We thank Senegal, on behalf of the Africa Group, for its resolution on efforts to end obstetric fistula.
The United States disassociates from operative paragraphs including 3 and 14(m) because of our concern that the terms “sexual and reproductive health” and “sexual and reproductive health-care services” have accumulated connotations that suggest the promotion of abortion or a right to abortion that are unacceptable to our Administration.
The United States believes that women should have equal access to reproductive health care. We remain committed to the commitments laid out in the Beijing Declaration and Platform for Action and in the ICPD Program of Action. As has been made clear over many years, there was international consensus that these documents do not create new international rights, including any “right” to abortion. The United States fully supports the principle of voluntary choice regarding maternal and child health and family planning. We do not recognize abortion as a method of family planning, nor do we support abortion in our reproductive health assistance. We also note that the United States is the largest bilateral donor of reproductive health and family planning assistance.

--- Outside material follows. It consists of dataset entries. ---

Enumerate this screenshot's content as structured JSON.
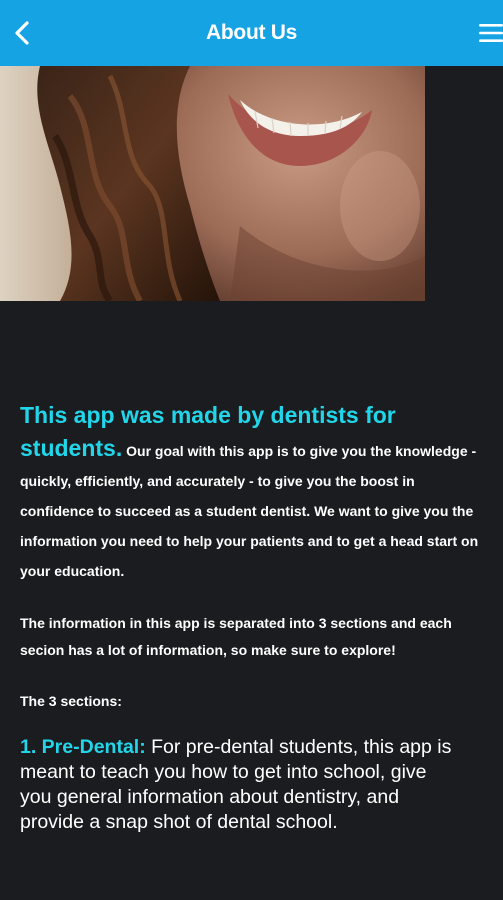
{
  "header": {
    "title": "About Us",
    "back_icon": "chevron-left-icon",
    "menu_icon": "hamburger-menu-icon"
  },
  "colors": {
    "accent": "#16a3e4",
    "highlight": "#22d6ea",
    "background": "#1b1c1f"
  },
  "hero": {
    "image": "smiling-woman-photo"
  },
  "intro": {
    "headline": "This app was made by dentists for students.",
    "body": "Our goal with this app is to give you the knowledge - quickly, efficiently, and accurately - to give you the boost in confidence to succeed as a student dentist. We want to give you the information you need to help your patients and to get a head start on your education."
  },
  "info_paragraph": "The information in this app is separated into 3 sections and each secion has a lot of information, so make sure to explore!",
  "sections_label": "The 3 sections:",
  "sections": [
    {
      "title": "1. Pre-Dental:",
      "body": "For pre-dental students, this app is meant to teach you how to get into school, give you general information about dentistry, and provide a snap shot of dental school."
    }
  ]
}
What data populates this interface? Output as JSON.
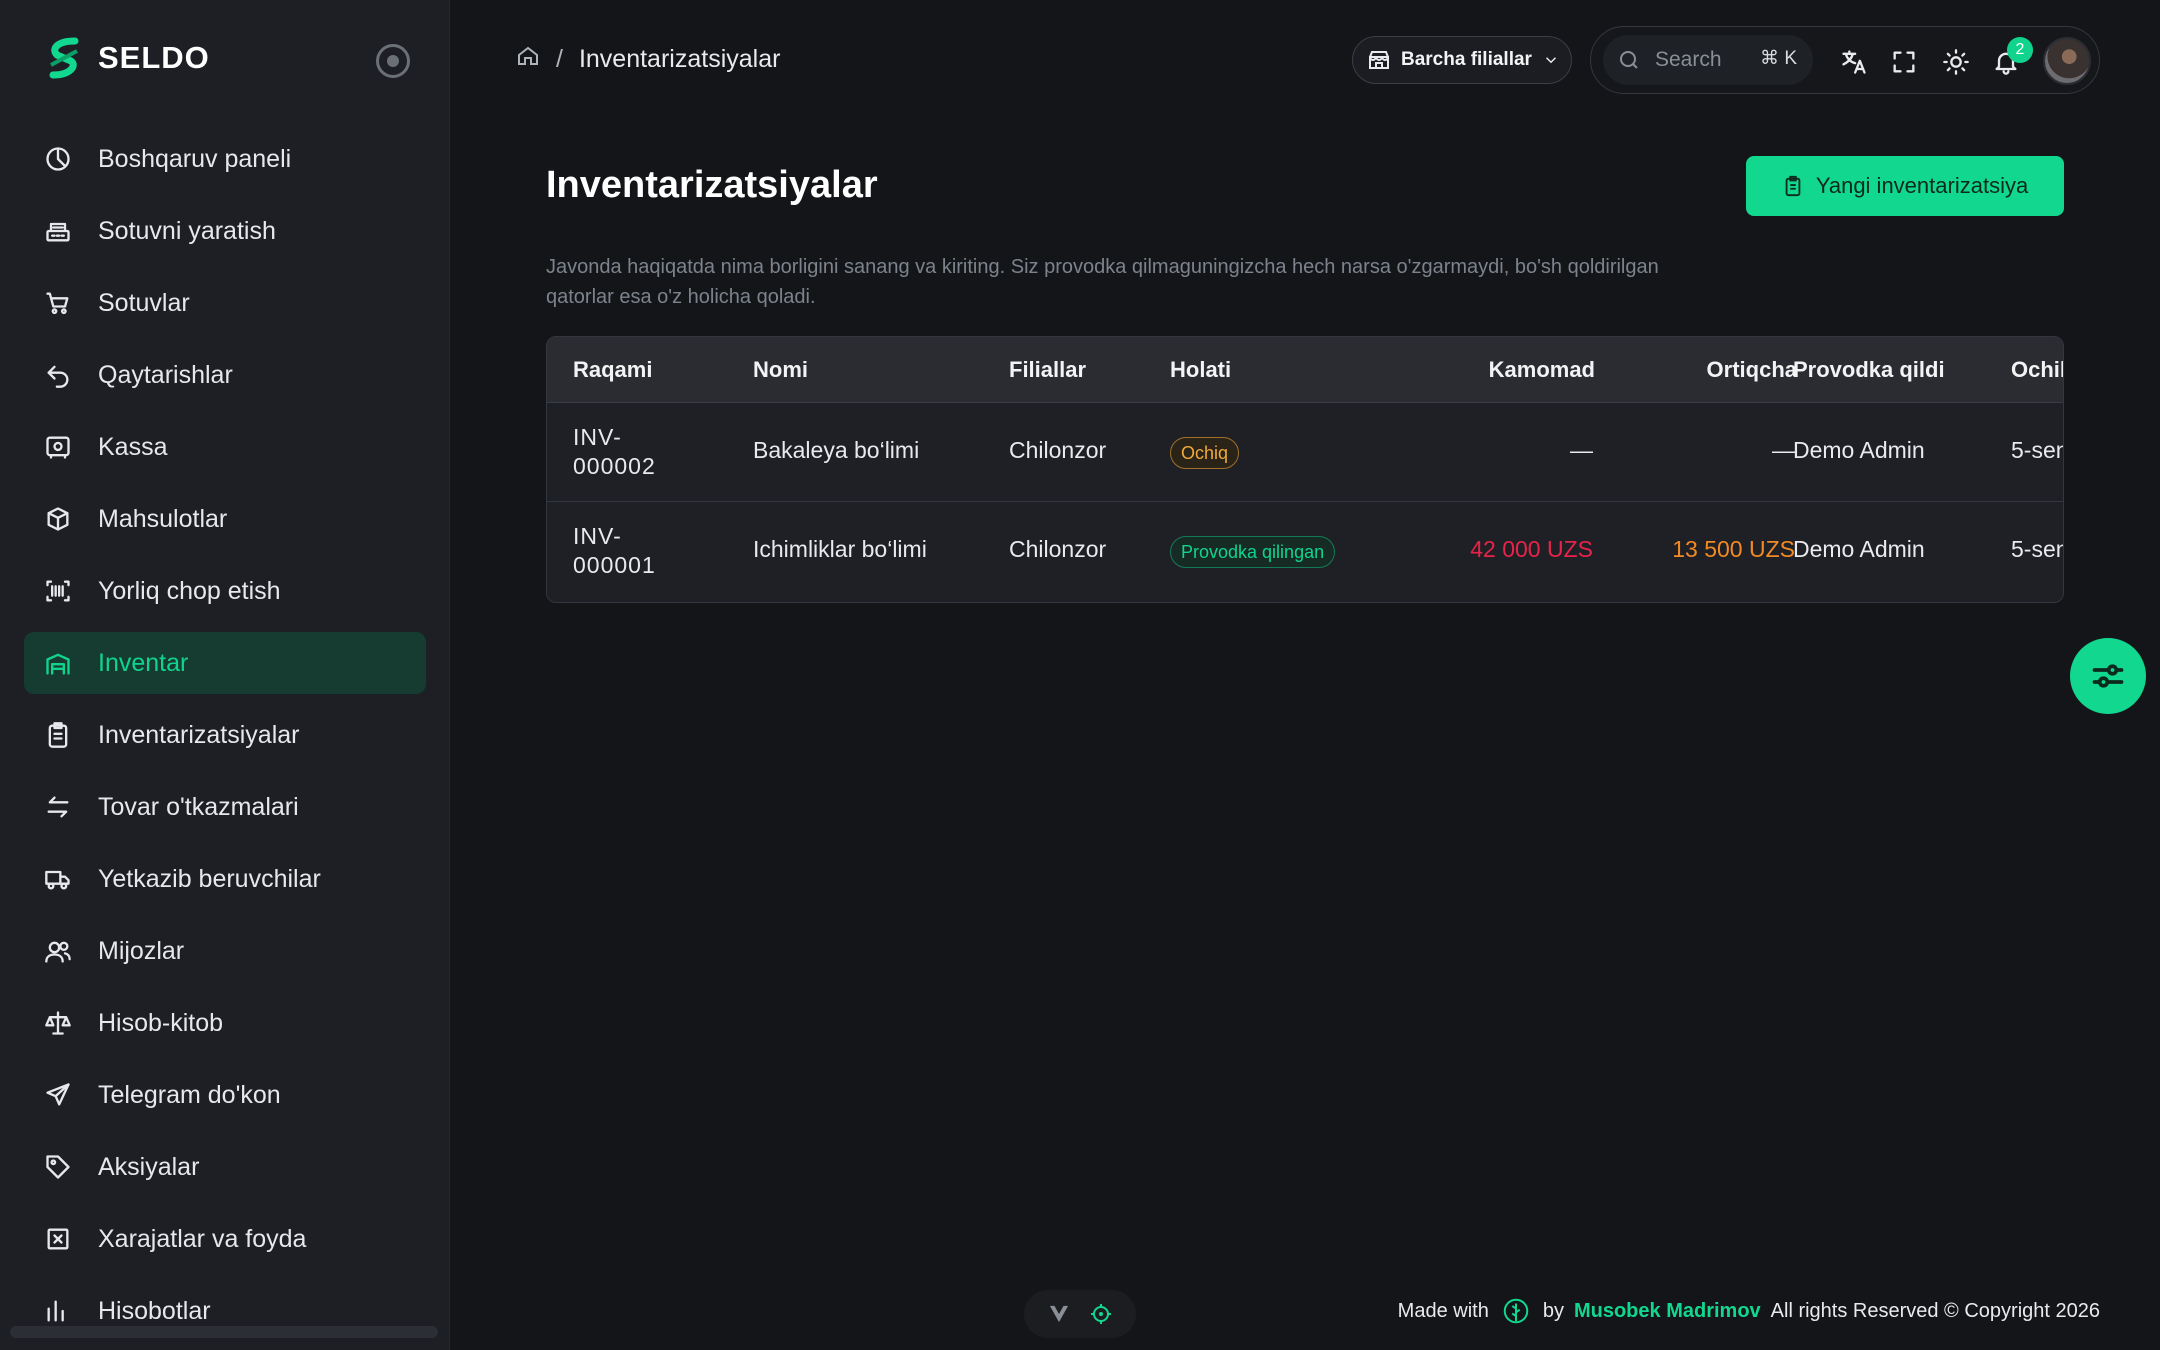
{
  "brand": {
    "name": "SELDO"
  },
  "sidebar": {
    "items": [
      {
        "label": "Boshqaruv paneli",
        "icon": "dashboard-icon"
      },
      {
        "label": "Sotuvni yaratish",
        "icon": "register-icon"
      },
      {
        "label": "Sotuvlar",
        "icon": "cart-icon"
      },
      {
        "label": "Qaytarishlar",
        "icon": "return-icon"
      },
      {
        "label": "Kassa",
        "icon": "safe-icon"
      },
      {
        "label": "Mahsulotlar",
        "icon": "box-icon"
      },
      {
        "label": "Yorliq chop etish",
        "icon": "barcode-icon"
      },
      {
        "label": "Inventar",
        "icon": "warehouse-icon",
        "active": true
      },
      {
        "label": "Inventarizatsiyalar",
        "icon": "clipboard-icon"
      },
      {
        "label": "Tovar o'tkazmalari",
        "icon": "transfer-icon"
      },
      {
        "label": "Yetkazib beruvchilar",
        "icon": "truck-icon"
      },
      {
        "label": "Mijozlar",
        "icon": "users-icon"
      },
      {
        "label": "Hisob-kitob",
        "icon": "scale-icon"
      },
      {
        "label": "Telegram do'kon",
        "icon": "send-icon"
      },
      {
        "label": "Aksiyalar",
        "icon": "tag-icon"
      },
      {
        "label": "Xarajatlar va foyda",
        "icon": "receipt-icon"
      },
      {
        "label": "Hisobotlar",
        "icon": "chart-icon"
      }
    ]
  },
  "header": {
    "breadcrumb_current": "Inventarizatsiyalar",
    "branch_label": "Barcha filiallar",
    "search_placeholder": "Search",
    "search_shortcut": "⌘ K",
    "notification_count": "2"
  },
  "main": {
    "title": "Inventarizatsiyalar",
    "new_button_label": "Yangi inventarizatsiya",
    "description": "Javonda haqiqatda nima borligini sanang va kiriting. Siz provodka qilmaguningizcha hech narsa o'zgarmaydi, bo'sh qoldirilgan qatorlar esa o'z holicha qoladi."
  },
  "table": {
    "columns": [
      "Raqami",
      "Nomi",
      "Filiallar",
      "Holati",
      "Kamomad",
      "Ortiqcha",
      "Provodka qildi",
      "Ochil"
    ],
    "rows": [
      {
        "number": "INV-000002",
        "name": "Bakaleya bo‘limi",
        "branch": "Chilonzor",
        "status": "Ochiq",
        "shortage": "—",
        "surplus": "—",
        "posted_by": "Demo Admin",
        "opened": "5-sen"
      },
      {
        "number": "INV-000001",
        "name": "Ichimliklar bo‘limi",
        "branch": "Chilonzor",
        "status": "Provodka qilingan",
        "shortage": "42 000 UZS",
        "surplus": "13 500 UZS",
        "posted_by": "Demo Admin",
        "opened": "5-sen"
      }
    ]
  },
  "footer": {
    "made_with": "Made with",
    "by": "by",
    "author": "Musobek Madrimov",
    "rights": "All rights Reserved © Copyright 2026"
  },
  "colors": {
    "accent": "#12d88f",
    "danger": "#e8234a",
    "warning": "#f08a24"
  }
}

The United States understands that any reaffirmation of prior documents applies only to those States that affirmed them initially, and, in the case of international treaties or conventions, only to those States who are party. For the United States, this understanding includes references to the Convention on the Elimination of All Forms of Discrimination Against Women and Convention on the Rights of the Child, to which we are not party.

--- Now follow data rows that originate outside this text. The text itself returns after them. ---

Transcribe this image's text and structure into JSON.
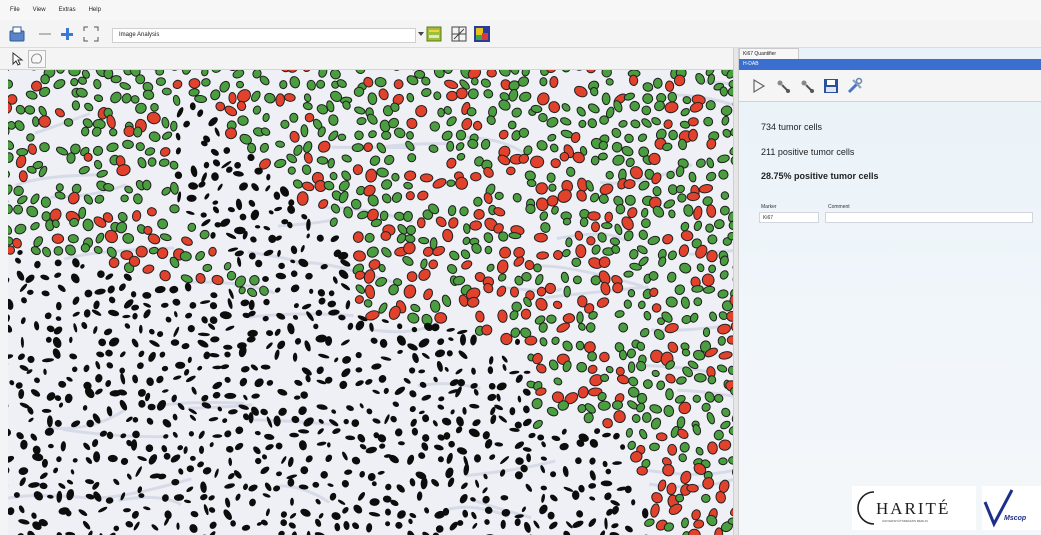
{
  "menu": [
    "File",
    "View",
    "Extras",
    "Help"
  ],
  "toolbar": {
    "analysis_combo": "Image Analysis"
  },
  "panel": {
    "tab": "Ki67 Quantifier",
    "title": "H-DAB",
    "stats": {
      "tumor_cells": "734 tumor cells",
      "positive_tumor_cells": "211 positive tumor cells",
      "percent_positive": "28.75% positive tumor cells"
    },
    "marker_label": "Marker",
    "marker_value": "Ki67",
    "comment_label": "Comment",
    "comment_value": ""
  },
  "logos": {
    "charite": "CHARITÉ",
    "vm": "Mscop"
  },
  "colors": {
    "positive_cell": "#e2422c",
    "negative_cell": "#4a9e3f",
    "stroma_nucleus": "#0d0d0d",
    "panel_title_bar": "#3a6fd0",
    "tissue_background": "#eef0f6"
  }
}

As the International Covenant on Economic, Social, and Cultural Rights provides, each State Party undertakes to take the steps set out in Article 2(1) “with a view to achieving progressively the full realization of the rights.” We interpret references to the obligations of States as applicable only to the extent they have assumed such obligations, and with respect to States Parties to the Covenant, in light of its Article 2(1). We note that countries have a wide array of policies and actions that may be appropriate in promoting the progressive realization of economic, social, and cultural rights. Therefore, we believe that these resolutions should not try to define the content of those rights. Further, we understand abbreviated references to certain human rights to be shorthand for the accurate terms used in the applicable international treaty, and we maintain our longstanding positions on those rights.
The United States supports the goal of having women and girls receive high quality education. We note however that there is no “right to education of good quality,” as the resolution mentions, and also notes that in the United States, decisions regarding curricular and other education policies, materials, and programs are made as appropriate and consistent with our respective federal, state, or local authorities.
In addition, the resolution refers to an “internationally agreed goal of improving maternal health.” While improving maternal health is an admirable objective that reflects commitments by the international community, there are no international obligations in this regard.